Grüsser OJ & Landis T. Visual agnosias and other disturbances of visual perception and cognition. In J. Cronly-Dillon (Ed.), Vision and visual dysfunction. Basingstoke, UK: Macmillan, 1991.
Karnath HO, Baier B & Nagele T. Awareness of the functioning of one's own limbs mediated by the insular cortex?. Journal of Neuroscience, 25: 7134-7138, 2005.
Kaszniak AW & Edmonds EC. Anosognosia in Alzheimer's Disease: Behavioral Studies. In Prigatano GP (Ed.), The Study of Anosognosia (pp. 189-227). Oxford: Oxford University Press, 2010.
Loetscher T, Regard M & Brugger P. Misoplegia: A review of the literature and a case without hemiplegia. Journal of Neurology, Neurosurgery and Psychiatry, 77: 1099-1100, 2006.
Marcel AJ, Tegnèr R & Nimmo-Smith. Anosognosia for plegia: Specificity, extension, partiality and disunity of bodily unawareness. Cortex, 40: 19-40, 2004.
Mc Manus ID. Charles Dickens: A neglected diagnosis. Lancet, 358: 2158-2161, 2001.

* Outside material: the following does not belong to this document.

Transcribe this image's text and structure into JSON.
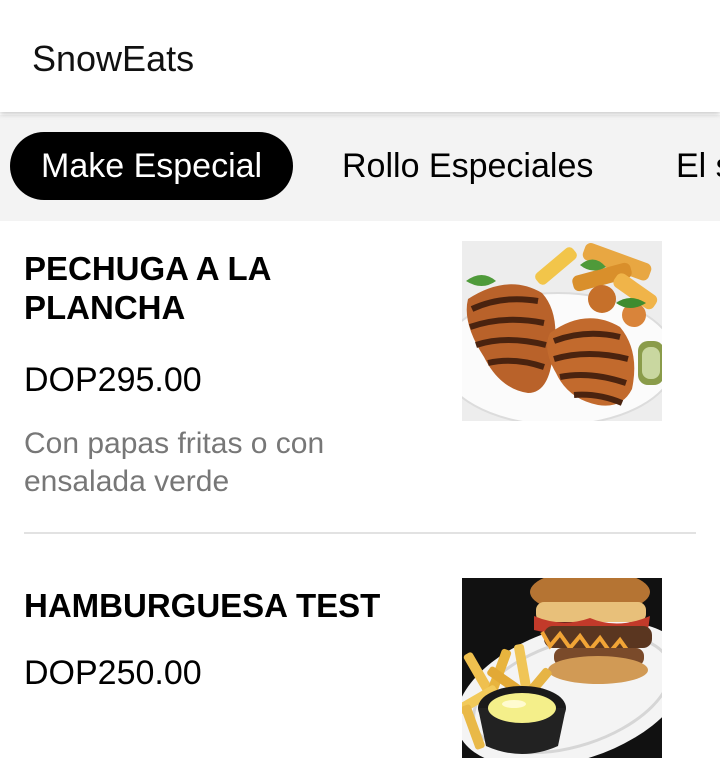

Pia L & Conway PM. Anosognosia and Alzheimer's Disease. Brain Impairment, 9(1): 81-88, 2008.
Pia L & Tamietto M. Unawareness in schizophrenia: Neuropsychological and neuroanatomical findings. Psychiatry and Clinical Neurosciences, 60(5): 531-537, 2006.
Pia L, Spinazzola L, Garbarini F, Bellan G, Piedimonte A, Fossataro C, Livelli A, Burin D, Berti A. Anosognosia for hemianaesthesia: a voxel-based lesion-symptom mapping study. Cortex 61: 158-166, 2014.
Prigatano GP. The study of anosognosia. Oxford: Oxford University Press, 2010.
Spinazzola L, Pia L, Folegatti A, Marchetti C & Berti A. Modular structure of awareness for sensorimotor disorders: evidence from anosognosia for hemiplegia and anosognosia for hemianaesthesia. Neuropsychologia, 46(3): 915-926, 2008.
Starkstein S & Power BD. Anosognosia in Alzheimer's Disease: Neuroimaging Correlates. In Prigatano GP (Ed.), The Study of Anosognosia (pp. 171-187). Oxford: Oxford University Press, 2010.
Turbull OH, Evans CE & Owen V. Negative emotions and anosognosia. Cortex, 41: 67-75, 2005.
Vocat R, Staub F, Stroppini T & Vuilleumier P. Anosognosia for hemiplegia: a Clinical anatomical prospective study. Brain, 133(12): 3578-3597, 2010.
Weinstein EA & Kahn RL. Denial of Illness-Symbolic and physiological aspects. Springfield: Charles C. Thomas, 1955.
Author's web pages
- Lorenzo Pia: http://my.unito.it/unitoWAR/page/dipartimenti8/D008_en/D008_EN_research2?path=/BEA%20Repository/5630049
- Anna Berti: http://my.unito.it/unitoWAR/page/dipartimenti8/D008_en/D008_EN_research2?path=/BEA%20Repository/5630049